*Problem to solve:*
Your task is to return all of the records exactly, minus any images.

*Records for the task:*
----------
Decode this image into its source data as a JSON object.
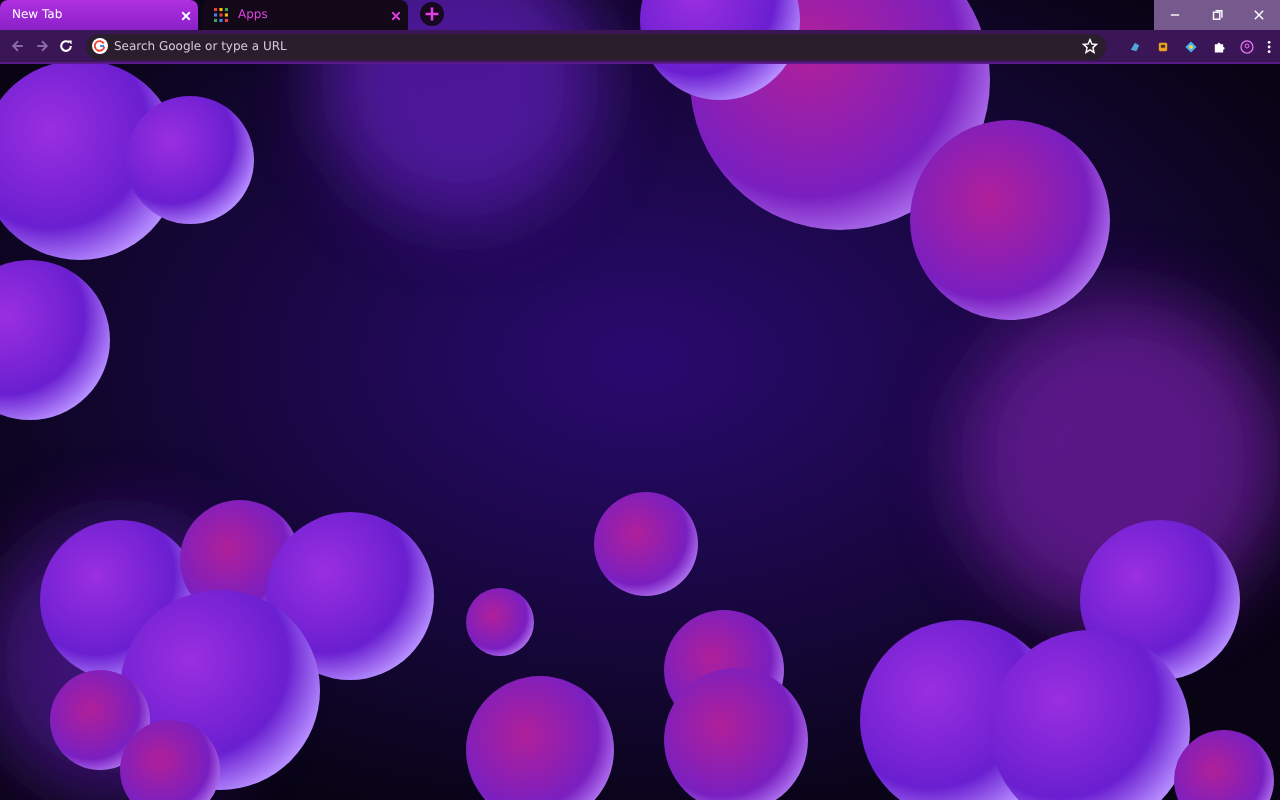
{
  "tabs": [
    {
      "title": "New Tab",
      "selected": true
    },
    {
      "title": "Apps",
      "selected": false
    }
  ],
  "omnibox": {
    "placeholder": "Search Google or type a URL"
  }
}
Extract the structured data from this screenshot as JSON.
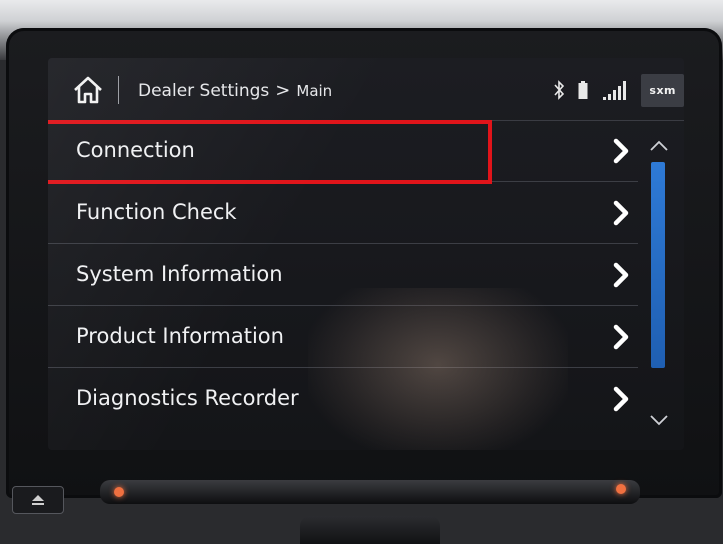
{
  "header": {
    "breadcrumb_root": "Dealer Settings",
    "breadcrumb_separator": ">",
    "breadcrumb_leaf": "Main",
    "status_icons": [
      "bluetooth-icon",
      "battery-icon",
      "signal-icon"
    ],
    "sxm_label": "sxm"
  },
  "menu": {
    "items": [
      {
        "label": "Connection",
        "highlighted": true
      },
      {
        "label": "Function Check"
      },
      {
        "label": "System Information"
      },
      {
        "label": "Product Information"
      },
      {
        "label": "Diagnostics Recorder"
      }
    ]
  },
  "colors": {
    "highlight": "#e0141a",
    "scrollbar": "#2e7ad6"
  }
}
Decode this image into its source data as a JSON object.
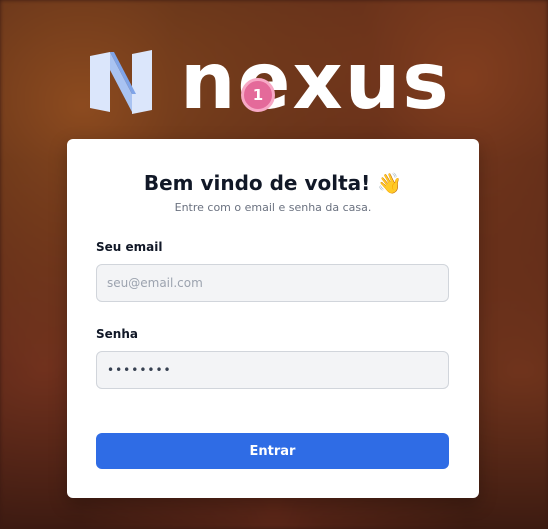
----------
*Output for this exercise:*
Decode this image into its source data as a JSON object.
{
  "tabs": [
    {
      "title": "New Tab",
      "selected": true
    },
    {
      "title": "Apps",
      "selected": false
    }
  ],
  "omnibox": {
    "placeholder": "Search Google or type a URL"
  }
}
Extract the structured data from this screenshot as JSON.
{
  "header": {
    "breadcrumb_root": "Dealer Settings",
    "breadcrumb_separator": ">",
    "breadcrumb_leaf": "Main",
    "status_icons": [
      "bluetooth-icon",
      "battery-icon",
      "signal-icon"
    ],
    "sxm_label": "sxm"
  },
  "menu": {
    "items": [
      {
        "label": "Connection",
        "highlighted": true
      },
      {
        "label": "Function Check"
      },
      {
        "label": "System Information"
      },
      {
        "label": "Product Information"
      },
      {
        "label": "Diagnostics Recorder"
      }
    ]
  },
  "colors": {
    "highlight": "#e0141a",
    "scrollbar": "#2e7ad6"
  }
}
Decode this image into its source data as a JSON object.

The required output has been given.